Another project was spinning a variegated fleece purchased at the 2013 Garden State Sheep Breeders Fleece Show and Sale.  It is a black and white fleece, and the color of some of the locks change from white to black along the lock.  According to the sheep’s owner, the color change along the lock reverses from year to year.  I thought this would be perfect for hand spinning from the lock as the beautiful natural variegation would end up a uniform grey if it were carded into roving.

Kiss's Variegated Fleece (Cheviot)

Kiss’s Variegated Fleece (Cheviot)

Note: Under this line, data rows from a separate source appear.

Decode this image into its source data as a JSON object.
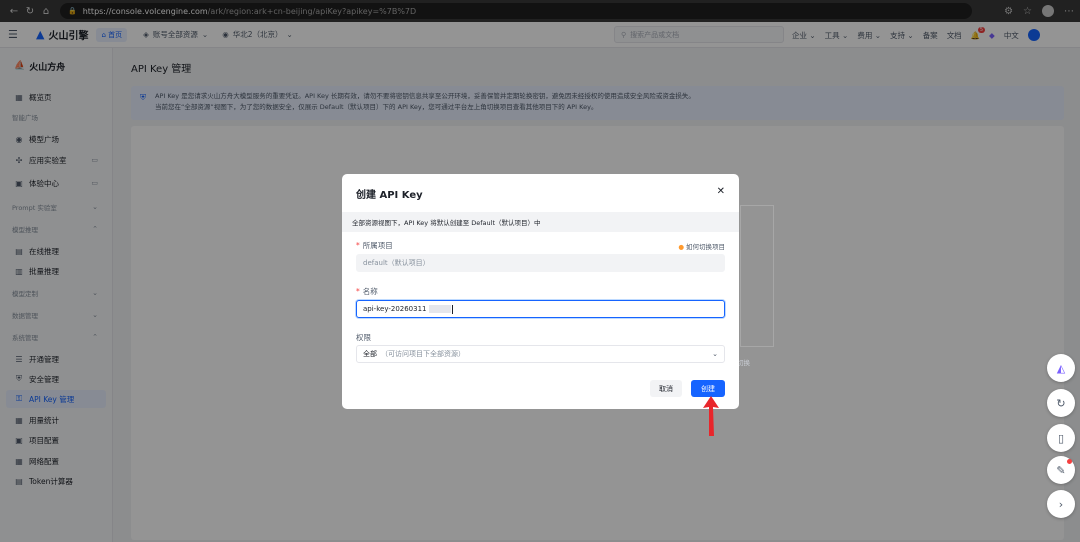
{
  "browser": {
    "url_host": "https://console.volcengine.com",
    "url_rest": "/ark/region:ark+cn-beijing/apiKey?apikey=%7B%7D"
  },
  "topnav": {
    "logo": "火山引擎",
    "home": "首页",
    "account": "账号全部资源",
    "region": "华北2（北京）",
    "search_placeholder": "搜索产品或文档",
    "menu": [
      "企业",
      "工具",
      "费用",
      "支持",
      "备案",
      "文档"
    ],
    "lang": "中文",
    "badge": "5"
  },
  "sidebar": {
    "brand": "火山方舟",
    "items": [
      {
        "label": "概览页",
        "icon": "dashboard-icon"
      },
      {
        "label": "模型广场",
        "icon": "model-icon"
      },
      {
        "label": "应用实验室",
        "icon": "lab-icon"
      },
      {
        "label": "体验中心",
        "icon": "experience-icon"
      },
      {
        "label": "在线推理",
        "icon": "inference-icon"
      },
      {
        "label": "批量推理",
        "icon": "batch-icon"
      },
      {
        "label": "开通管理",
        "icon": "activation-icon"
      },
      {
        "label": "安全管理",
        "icon": "security-icon"
      },
      {
        "label": "API Key 管理",
        "icon": "key-icon",
        "active": true
      },
      {
        "label": "用量统计",
        "icon": "stats-icon"
      },
      {
        "label": "项目配置",
        "icon": "project-icon"
      },
      {
        "label": "网络配置",
        "icon": "network-icon"
      },
      {
        "label": "Token计算器",
        "icon": "calculator-icon"
      }
    ],
    "sections": [
      "智能广场",
      "Prompt 实验室",
      "模型推理",
      "模型定制",
      "数据管理",
      "系统管理"
    ]
  },
  "main": {
    "title": "API Key 管理",
    "notice_line1": "API Key 是您请求火山方舟大模型服务的重要凭证。API Key 长期有效，请勿不要将密钥信息共享至公开环境，妥善保管并定期轮换密钥，避免因未经授权的使用造成安全风险或资金损失。",
    "notice_line2": "当前您在“全部资源”视图下，为了您的数据安全，仅展示 Default（默认项目）下的 API Key，您可通过平台左上角切换项目查看其他项目下的 API Key。",
    "bg_fragment": "切换"
  },
  "modal": {
    "title": "创建 API Key",
    "banner": "全部资源视图下，API Key 将默认创建至 Default（默认项目）中",
    "project_label": "所属项目",
    "help_link": "如何切换项目",
    "project_value": "default（默认项目）",
    "name_label": "名称",
    "name_value": "api-key-20260311",
    "perm_label": "权限",
    "perm_value": "全部",
    "perm_sub": "（可访问项目下全部资源）",
    "cancel": "取消",
    "create": "创建"
  },
  "colors": {
    "accent": "#1664ff",
    "required": "#f53f3f",
    "arrow": "#e8262b"
  }
}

Unfortunately the white sections of the locks where too short (~0.25-0.33 inches) to give me as much color separation as I had hoped.  Also many of the locks had a fair amount of weather damage on the ends (tippy).   This meant pre-drafting before I spun the locks versus spinning right from the locks after washing.  Since there was less color separation than I had hoped, the fiber was not consistently even and there was some VM in the fiber, I went for a thinner single and then plied it versus going with a fat singles or  a Navajo ply (ie- versus preserving the color changes in the single)

Kiss's Variegated Fleece Handspun 2 Ply

Kiss’s Variegated Fleece Handspun Into 2 Ply Yarn

So…it did not turn out as I had imagined but it is still a pretty skein.  Most of the rest of the fleece is a gorgeous pale steel grey and I look forward to spinning the rest of it.  My plan is to use this skein in a tapestry rug, thinking it has perfect color variations for a cat outline but it would be good for a sheep too!

Another fun project was making coasters out of DWF roving.  I did a needle felted sheep coaster (70% mohair, 30% wool):


Sheep Coaster From DWF Roving

Sheep Coaster From DWF Roving

As well as hand braiding three colors of roving, then stitching them together.  Next I needle felted one, wet felted another for comparison.  I much preferred the needle felted version.

Coaster from DWF Roving

Coaster from DWF Roving


I’ve gotten my tapestry loom warped and my drawings taped up behind the warps, ready to go.  Now to select my background colors and get started!

Adding Heddles to Tapestry Loom

Adding Heddles to Tapestry Loom